In comedian Daniel Sloss' first book, he picks up where his specials left off, and goes after every kind of relationship—with one's country; with America; with lovers, ex-lovers, ex-lovers who you hate, ex-lovers who hate you; with parents; with best friends (male and female), not-best friends; with children; with siblings; and even with the global pandemic and our own mortality.
He expounds on this and other serious themes including the death of his sister, toxic masculinity, and love (although much more sex) in a consistently confident, brash, and vulgar yet earnest tone ... While the essays go off topic and tend to ramble, the form does replicate the feeling of watching a stand-up comedy show, and there are definitely laughs to be had and a few insights to gain. Many readers will likely be turned off by the writing and his confrontational style, but his legion of fans will love it.
Gleefully profane ... Not all chapters are as tight as his onstage deliveries...but Sloss has great fun with the form ... Fans of his comedy and those with a soft spot for irreverent banter will find much to enjoy, and some insights, too.
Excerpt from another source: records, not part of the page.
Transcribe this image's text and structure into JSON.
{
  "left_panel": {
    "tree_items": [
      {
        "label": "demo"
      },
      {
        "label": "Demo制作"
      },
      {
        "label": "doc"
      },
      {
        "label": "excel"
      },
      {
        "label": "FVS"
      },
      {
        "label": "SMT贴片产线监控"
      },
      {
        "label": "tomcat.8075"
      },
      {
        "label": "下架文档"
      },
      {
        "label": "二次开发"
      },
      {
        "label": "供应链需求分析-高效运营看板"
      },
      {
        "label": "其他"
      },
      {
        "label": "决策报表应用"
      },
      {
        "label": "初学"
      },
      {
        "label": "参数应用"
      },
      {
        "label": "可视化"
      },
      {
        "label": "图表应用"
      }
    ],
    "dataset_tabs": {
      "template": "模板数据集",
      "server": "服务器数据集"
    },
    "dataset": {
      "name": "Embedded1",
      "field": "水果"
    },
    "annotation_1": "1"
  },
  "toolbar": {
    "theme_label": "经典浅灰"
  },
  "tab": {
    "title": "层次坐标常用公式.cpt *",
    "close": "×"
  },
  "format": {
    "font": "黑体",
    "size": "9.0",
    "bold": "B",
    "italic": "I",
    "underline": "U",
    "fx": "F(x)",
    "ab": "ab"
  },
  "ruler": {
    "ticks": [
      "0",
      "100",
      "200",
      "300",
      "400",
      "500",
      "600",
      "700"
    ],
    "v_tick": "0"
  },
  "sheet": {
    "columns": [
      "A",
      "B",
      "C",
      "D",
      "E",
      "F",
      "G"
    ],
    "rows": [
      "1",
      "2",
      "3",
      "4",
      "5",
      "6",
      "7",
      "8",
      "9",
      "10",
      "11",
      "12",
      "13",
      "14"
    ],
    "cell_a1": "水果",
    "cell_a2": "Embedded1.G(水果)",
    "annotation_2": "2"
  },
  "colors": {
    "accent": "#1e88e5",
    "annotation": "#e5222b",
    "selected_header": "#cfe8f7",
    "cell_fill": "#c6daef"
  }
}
Recycling his material into book form, Sloss creates an awkward mix of virulent complaints and predictable relationship advice ... Less shocking than sophomoric, the book is likely to grate on the nerves of those who don't identify as 'Lads, Lads, Lads.' The author’s attempts to shoehorn more serious emotional material into the narrative...feel misplaced ... Readers may wonder whom he’s trying to impress with his naughty ways ... Comedy for fans of Tucker Max and early Howard Stern.